== Your objective ==
A faithful, complete copy of the entries is the sole expected answer.

[Website and app data records]
*** Begin section ***
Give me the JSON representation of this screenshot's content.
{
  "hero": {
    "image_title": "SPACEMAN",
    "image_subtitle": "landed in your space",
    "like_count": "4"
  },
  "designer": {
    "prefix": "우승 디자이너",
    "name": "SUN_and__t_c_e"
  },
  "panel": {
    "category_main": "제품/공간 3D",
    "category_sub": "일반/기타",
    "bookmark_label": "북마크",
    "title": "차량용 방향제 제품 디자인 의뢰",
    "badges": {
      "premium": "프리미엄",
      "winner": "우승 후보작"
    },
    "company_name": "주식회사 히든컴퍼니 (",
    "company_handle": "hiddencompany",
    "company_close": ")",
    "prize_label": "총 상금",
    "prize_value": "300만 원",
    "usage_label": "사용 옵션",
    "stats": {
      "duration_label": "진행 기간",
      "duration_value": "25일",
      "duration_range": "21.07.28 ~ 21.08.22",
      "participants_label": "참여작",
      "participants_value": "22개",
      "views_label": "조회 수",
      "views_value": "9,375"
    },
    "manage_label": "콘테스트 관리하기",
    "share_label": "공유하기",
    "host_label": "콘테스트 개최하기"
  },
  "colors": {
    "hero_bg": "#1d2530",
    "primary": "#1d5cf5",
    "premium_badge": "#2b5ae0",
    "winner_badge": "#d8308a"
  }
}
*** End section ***
== Solution to the problem ==
Give me the JSON representation of this screenshot's content.
{
  "hero": {
    "image_title": "SPACEMAN",
    "image_subtitle": "landed in your space",
    "like_count": "4"
  },
  "designer": {
    "prefix": "우승 디자이너",
    "name": "SUN_and__t_c_e"
  },
  "panel": {
    "category_main": "제품/공간 3D",
    "category_sub": "일반/기타",
    "bookmark_label": "북마크",
    "title": "차량용 방향제 제품 디자인 의뢰",
    "badges": {
      "premium": "프리미엄",
      "winner": "우승 후보작"
    },
    "company_name": "주식회사 히든컴퍼니 (",
    "company_handle": "hiddencompany",
    "company_close": ")",
    "prize_label": "총 상금",
    "prize_value": "300만 원",
    "usage_label": "사용 옵션",
    "stats": {
      "duration_label": "진행 기간",
      "duration_value": "25일",
      "duration_range": "21.07.28 ~ 21.08.22",
      "participants_label": "참여작",
      "participants_value": "22개",
      "views_label": "조회 수",
      "views_value": "9,375"
    },
    "manage_label": "콘테스트 관리하기",
    "share_label": "공유하기",
    "host_label": "콘테스트 개최하기"
  },
  "colors": {
    "hero_bg": "#1d2530",
    "primary": "#1d5cf5",
    "premium_badge": "#2b5ae0",
    "winner_badge": "#d8308a"
  }
}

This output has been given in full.